An 18-year-old male convicted of raping and sexually assaulting four teens in the Lewiston house party case was given a chance Wednesday to avoid prison and sex offender registration. He was placed on two years of interim probation and was allowed to remain eligible for youthful offender status. If the teen completes the terms of his probation, he would not have to register as a sex offender and his conviction would be sealed.
The teen was reportedly arrested last November on rape and sexual abuse allegations involving four teenage girls. He was accused of molesting one girl Nov. 22, 2017, when he was 16, and molesting a second girl Feb. 2, 2018, when he was 17 — both resulting in charges of first-degree sexual abuse.
On Aug. 2, 2018, he allegedly committed two acts of rape — one by forcible compulsion and a second by “some factor other than incapacity to consent” — though it’s unclear whether those charges stem from one or two victims.
The assaults occurred at alcohol-fueled parties held at the Mountainview Drive home of the teen’s mother, Tricia Vacanti, 47, and stepfather, Gary Sullo, 53.

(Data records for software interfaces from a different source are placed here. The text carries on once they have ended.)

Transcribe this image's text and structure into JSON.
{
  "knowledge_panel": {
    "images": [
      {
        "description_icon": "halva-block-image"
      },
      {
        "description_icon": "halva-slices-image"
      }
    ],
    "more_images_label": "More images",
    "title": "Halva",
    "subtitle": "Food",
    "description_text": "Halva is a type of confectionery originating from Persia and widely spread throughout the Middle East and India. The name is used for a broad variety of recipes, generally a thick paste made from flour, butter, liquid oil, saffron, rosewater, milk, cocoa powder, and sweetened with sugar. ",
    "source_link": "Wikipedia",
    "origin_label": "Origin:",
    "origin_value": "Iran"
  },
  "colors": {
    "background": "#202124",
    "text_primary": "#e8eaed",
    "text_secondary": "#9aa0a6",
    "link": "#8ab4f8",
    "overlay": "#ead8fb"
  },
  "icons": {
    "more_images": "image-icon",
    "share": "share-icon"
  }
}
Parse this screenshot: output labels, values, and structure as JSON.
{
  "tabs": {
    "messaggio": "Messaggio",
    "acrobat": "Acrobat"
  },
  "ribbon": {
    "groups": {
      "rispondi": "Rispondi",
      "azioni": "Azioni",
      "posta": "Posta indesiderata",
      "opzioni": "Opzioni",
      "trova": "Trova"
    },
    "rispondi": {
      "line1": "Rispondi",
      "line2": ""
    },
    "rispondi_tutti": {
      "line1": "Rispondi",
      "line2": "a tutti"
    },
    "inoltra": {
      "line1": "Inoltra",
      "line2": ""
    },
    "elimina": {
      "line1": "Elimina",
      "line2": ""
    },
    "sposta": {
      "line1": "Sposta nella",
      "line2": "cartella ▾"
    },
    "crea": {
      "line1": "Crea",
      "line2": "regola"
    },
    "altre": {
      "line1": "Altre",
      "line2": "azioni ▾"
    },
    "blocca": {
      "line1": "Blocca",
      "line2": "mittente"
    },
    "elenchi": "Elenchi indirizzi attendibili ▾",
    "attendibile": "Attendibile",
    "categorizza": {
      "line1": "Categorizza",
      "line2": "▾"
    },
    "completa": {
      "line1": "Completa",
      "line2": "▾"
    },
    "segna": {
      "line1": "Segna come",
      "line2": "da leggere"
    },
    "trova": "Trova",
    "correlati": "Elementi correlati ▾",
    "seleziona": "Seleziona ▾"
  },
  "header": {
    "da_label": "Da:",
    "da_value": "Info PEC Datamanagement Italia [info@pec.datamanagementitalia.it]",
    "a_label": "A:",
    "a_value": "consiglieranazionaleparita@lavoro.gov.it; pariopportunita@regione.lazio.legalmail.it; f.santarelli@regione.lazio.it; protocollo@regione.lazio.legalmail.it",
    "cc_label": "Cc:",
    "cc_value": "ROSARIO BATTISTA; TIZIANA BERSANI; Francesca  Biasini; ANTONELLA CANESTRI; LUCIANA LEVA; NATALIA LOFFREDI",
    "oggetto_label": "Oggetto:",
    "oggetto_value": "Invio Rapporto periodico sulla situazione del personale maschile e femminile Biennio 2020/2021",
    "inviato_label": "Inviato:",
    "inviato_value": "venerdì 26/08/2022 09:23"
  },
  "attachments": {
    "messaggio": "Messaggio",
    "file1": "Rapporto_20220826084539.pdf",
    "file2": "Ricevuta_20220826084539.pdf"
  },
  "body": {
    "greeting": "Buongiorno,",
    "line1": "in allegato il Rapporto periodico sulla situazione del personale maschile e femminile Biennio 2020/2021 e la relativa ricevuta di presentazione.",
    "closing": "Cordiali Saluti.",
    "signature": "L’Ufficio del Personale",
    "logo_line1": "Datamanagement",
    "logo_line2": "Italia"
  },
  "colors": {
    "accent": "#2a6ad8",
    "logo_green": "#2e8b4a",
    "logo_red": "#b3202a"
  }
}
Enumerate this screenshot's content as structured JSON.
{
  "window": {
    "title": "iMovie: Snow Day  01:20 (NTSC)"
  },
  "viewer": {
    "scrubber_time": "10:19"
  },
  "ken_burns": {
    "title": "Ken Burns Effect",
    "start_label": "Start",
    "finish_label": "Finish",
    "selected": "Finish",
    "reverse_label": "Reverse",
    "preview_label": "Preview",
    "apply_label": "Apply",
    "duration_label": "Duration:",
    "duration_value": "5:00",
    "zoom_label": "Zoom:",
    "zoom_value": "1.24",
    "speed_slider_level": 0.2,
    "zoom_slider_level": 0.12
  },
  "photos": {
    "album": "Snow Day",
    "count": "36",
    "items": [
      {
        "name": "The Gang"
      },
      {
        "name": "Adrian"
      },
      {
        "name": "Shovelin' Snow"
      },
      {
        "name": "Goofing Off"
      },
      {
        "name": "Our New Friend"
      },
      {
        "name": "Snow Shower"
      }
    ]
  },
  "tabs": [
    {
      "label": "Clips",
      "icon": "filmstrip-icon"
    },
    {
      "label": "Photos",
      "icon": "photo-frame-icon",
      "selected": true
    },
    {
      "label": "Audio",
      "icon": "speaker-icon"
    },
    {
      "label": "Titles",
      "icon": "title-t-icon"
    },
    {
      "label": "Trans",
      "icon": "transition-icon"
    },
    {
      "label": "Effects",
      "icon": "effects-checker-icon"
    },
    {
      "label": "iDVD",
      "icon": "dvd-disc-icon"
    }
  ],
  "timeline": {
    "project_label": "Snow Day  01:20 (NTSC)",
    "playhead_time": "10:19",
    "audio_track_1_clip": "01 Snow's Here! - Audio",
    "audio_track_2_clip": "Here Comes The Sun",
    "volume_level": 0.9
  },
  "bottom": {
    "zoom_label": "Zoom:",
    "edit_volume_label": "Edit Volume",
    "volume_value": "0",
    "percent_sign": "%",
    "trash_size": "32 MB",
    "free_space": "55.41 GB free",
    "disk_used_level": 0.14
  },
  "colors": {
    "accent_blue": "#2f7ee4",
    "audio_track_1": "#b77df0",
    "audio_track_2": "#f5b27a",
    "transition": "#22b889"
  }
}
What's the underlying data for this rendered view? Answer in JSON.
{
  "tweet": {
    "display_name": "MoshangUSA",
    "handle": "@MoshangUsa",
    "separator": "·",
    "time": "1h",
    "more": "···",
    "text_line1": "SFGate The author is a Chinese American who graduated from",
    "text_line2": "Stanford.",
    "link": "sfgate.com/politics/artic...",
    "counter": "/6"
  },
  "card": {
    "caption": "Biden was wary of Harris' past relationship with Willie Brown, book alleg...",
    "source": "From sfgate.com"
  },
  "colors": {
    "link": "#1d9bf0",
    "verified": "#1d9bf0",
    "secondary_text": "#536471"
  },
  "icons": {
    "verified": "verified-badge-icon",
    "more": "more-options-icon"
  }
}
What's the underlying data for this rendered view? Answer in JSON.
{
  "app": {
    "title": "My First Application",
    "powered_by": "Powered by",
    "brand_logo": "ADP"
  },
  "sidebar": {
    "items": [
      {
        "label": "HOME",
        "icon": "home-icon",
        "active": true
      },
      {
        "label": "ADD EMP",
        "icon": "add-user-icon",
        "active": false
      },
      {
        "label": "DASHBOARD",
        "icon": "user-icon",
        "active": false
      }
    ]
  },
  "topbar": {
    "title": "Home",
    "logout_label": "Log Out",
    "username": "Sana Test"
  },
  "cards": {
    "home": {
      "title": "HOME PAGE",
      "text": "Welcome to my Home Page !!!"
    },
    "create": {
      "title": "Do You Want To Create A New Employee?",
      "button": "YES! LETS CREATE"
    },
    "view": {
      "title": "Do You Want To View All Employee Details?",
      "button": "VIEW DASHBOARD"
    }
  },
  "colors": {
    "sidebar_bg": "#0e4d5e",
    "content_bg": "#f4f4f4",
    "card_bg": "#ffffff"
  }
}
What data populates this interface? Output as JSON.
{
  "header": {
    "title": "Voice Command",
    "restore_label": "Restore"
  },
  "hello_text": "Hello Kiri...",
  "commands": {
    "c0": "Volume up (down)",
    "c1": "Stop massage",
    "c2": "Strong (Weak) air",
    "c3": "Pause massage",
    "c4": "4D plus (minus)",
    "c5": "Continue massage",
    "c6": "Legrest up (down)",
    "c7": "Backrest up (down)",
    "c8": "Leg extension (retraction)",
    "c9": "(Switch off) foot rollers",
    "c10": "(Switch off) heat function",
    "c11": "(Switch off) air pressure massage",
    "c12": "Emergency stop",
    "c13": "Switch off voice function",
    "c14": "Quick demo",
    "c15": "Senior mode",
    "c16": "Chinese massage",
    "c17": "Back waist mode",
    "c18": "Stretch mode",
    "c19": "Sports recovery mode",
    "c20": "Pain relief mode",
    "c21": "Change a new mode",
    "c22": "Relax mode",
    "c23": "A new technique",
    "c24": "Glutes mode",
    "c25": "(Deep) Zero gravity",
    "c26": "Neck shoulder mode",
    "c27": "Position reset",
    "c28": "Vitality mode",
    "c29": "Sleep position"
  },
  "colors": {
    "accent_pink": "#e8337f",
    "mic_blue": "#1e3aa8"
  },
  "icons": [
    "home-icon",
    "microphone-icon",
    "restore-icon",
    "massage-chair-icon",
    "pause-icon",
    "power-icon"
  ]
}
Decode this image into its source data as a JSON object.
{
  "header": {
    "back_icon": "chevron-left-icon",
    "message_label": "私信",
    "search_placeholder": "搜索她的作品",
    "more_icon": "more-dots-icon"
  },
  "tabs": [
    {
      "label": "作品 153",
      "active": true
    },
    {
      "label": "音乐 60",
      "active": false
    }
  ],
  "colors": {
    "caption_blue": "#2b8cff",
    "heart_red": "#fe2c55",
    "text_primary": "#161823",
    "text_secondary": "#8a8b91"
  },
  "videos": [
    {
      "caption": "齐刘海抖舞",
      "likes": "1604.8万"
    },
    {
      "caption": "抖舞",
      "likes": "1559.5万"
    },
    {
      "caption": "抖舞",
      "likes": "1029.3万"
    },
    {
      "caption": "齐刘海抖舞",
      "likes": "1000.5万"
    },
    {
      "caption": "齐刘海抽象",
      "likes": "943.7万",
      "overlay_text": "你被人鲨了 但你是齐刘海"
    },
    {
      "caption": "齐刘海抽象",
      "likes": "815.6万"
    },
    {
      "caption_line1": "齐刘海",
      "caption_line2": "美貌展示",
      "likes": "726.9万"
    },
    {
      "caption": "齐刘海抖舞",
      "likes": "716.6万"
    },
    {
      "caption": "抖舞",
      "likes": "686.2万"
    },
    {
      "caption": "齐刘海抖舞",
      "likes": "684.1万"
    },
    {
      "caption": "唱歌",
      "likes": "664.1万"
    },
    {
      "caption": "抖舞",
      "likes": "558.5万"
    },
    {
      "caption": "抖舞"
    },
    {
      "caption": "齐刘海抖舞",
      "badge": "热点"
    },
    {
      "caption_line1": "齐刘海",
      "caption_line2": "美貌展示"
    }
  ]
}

Vacanti, Sullo and a family friend, Jessica Long, have since been charged with unlawfully dealing with a minor and endangering the welfare of a child.
The teen was charged in Lewiston Town Court with one count each of first-degree rape and third-degree rape, and two counts of sexual abuse.
The teen was allowed to plead guilty July 1 to two felony and two misdemeanor charges. The felonies include third-degree rape and attempted first-degree sexual abuse, both punishable by four years in prison. The misdemeanor counts are both second-degree sexual abuse, which carries up to one year in local jail.
Judge Sara Sheldon seemed to acknowledge the optics of placing a “rich white kid” accused of four sexual assaults on probation, but noted she recently sentenced a 17-year-old African-American and 18-year-old Native American, both convicted of rape, on probation as well.
“This is not an unusual disposition,” Sheldon said.
Even so, Sheldon said that when she learned more about the teen’s crimes in a probation report, she delayed his scheduled July 30 sentencing date because she felt one year of probation was insufficient.
“I went nuts,” Sheldon said. “This is appalling. This is terrible.”
Sheldon ultimately agreed to two years of probation, saying the terms for sex offenders are especially hard to follow and that completing probation in such cases is “rare.”
“It sucks the life out of a young person,” Sheldon said. “Your life will only be work, school, home. That’s it.”
“This is the greatest challenge you will ever face,” she added.
Assistant District Attorney Holly Sloma called the probation sentence a “gift from these young women to the person who violated them.”
“This defendant needs to grasp how his actions affected these young women,” Sloma said.
Sloma added the victims “weren’t supported by their peer group” when they came forward, but did so to protect others from him.
“Their mindset was, in part, that nobody was victimized in the future,” she said.
Defense attorney Barry Covert said the teen has “really transformed” since his arrest, saying Belter was undergoing counseling and performing community service. Covert added the teen is “well aware” of the difficulties of adhering to sex offender probation.
If he follows the rules of probation, he will return to court Aug. 16, 2021, for sentencing. If he violates the rules, he could face up to four years in prison on each of his two felony convictions.
After going through the lengthy list of probation rules and conditions, Sheldon once more reminded the teen of the challenges he faces.
“Rarely does anyone do interim probation for a year — and you’ve got two years,” Sheldon said. “You’ve got a lot of work to prove to this court that you should not be a registered sex offender.”